The Guardian’s Sally Weale reported on our new evaluation reports, quoting Sir Kevan as well as Russell Hobby and a representative from the DfE.
Teaching assistants, whose contribution to learning has been called into question in recent years, have been shown to improve pupils’ attainment, two studies show.
Schools spend £4bn a year – or 10% of the total education budget – on 24,000 TAs, but some headteachers have cut back on numbers after previous research raised doubts about the impact of TAs on learning.
The latest research, however, shows that when TAs are used in a focused way – to deliver structured, high-quality support to small groups or individual children – pupils make an additional two to four months’ progress.
Evaluation of the two studies was funded by the Education Endowment Foundation (EEF) charity, which says there is compelling evidence that should help shape the the way TAs are used in schools to ensure they improve pupils’ results.
Sir Kevan Collins, EEF chief executive, said: “Teaching assistants have been much maligned in recent years and many schools have scaled back on their employment to cut costs.

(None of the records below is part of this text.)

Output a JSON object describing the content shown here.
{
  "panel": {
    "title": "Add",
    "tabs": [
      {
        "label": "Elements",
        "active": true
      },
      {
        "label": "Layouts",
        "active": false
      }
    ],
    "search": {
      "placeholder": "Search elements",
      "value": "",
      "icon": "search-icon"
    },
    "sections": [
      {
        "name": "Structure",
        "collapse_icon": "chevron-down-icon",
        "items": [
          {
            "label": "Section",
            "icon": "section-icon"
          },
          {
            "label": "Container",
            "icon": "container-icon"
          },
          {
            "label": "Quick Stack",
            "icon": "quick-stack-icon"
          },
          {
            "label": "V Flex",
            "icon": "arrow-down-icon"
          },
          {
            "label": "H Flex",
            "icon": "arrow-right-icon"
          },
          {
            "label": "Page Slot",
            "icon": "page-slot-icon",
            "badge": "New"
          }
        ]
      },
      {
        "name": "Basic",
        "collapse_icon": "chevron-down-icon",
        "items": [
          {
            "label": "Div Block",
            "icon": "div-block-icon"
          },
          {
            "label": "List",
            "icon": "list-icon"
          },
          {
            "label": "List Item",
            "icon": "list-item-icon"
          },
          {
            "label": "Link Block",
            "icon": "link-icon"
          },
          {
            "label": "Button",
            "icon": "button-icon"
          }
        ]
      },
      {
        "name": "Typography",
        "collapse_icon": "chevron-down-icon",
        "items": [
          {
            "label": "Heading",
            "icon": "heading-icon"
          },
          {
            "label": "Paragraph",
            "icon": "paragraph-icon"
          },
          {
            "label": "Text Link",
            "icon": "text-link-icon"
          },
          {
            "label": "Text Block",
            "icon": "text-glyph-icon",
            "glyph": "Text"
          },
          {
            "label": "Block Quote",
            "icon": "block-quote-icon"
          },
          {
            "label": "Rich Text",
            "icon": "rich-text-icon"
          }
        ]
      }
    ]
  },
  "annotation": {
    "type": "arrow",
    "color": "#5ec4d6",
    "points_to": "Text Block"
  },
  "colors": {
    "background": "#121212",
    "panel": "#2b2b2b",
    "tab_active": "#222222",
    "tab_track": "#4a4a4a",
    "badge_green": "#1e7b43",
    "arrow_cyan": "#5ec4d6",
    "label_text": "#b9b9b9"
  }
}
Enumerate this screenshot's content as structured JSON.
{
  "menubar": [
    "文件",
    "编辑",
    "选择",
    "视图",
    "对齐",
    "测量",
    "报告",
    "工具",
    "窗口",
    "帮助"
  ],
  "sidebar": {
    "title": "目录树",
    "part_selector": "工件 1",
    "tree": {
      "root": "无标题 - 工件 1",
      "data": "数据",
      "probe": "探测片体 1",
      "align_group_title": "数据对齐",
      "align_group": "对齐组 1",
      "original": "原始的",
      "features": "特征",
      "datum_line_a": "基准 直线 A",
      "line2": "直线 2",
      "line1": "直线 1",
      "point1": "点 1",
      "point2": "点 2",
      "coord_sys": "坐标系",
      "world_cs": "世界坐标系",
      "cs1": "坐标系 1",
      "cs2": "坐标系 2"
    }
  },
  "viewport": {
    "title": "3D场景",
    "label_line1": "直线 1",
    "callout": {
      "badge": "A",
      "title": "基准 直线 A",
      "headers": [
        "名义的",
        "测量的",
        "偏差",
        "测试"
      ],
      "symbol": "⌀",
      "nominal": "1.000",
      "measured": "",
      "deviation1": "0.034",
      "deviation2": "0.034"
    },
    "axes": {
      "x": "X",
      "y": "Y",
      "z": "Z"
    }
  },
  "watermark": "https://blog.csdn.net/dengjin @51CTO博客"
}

But today’s results prove that when they’re used to deliver small-group interventions, they can have a great impact on pupils’ attainment.
Read the full article here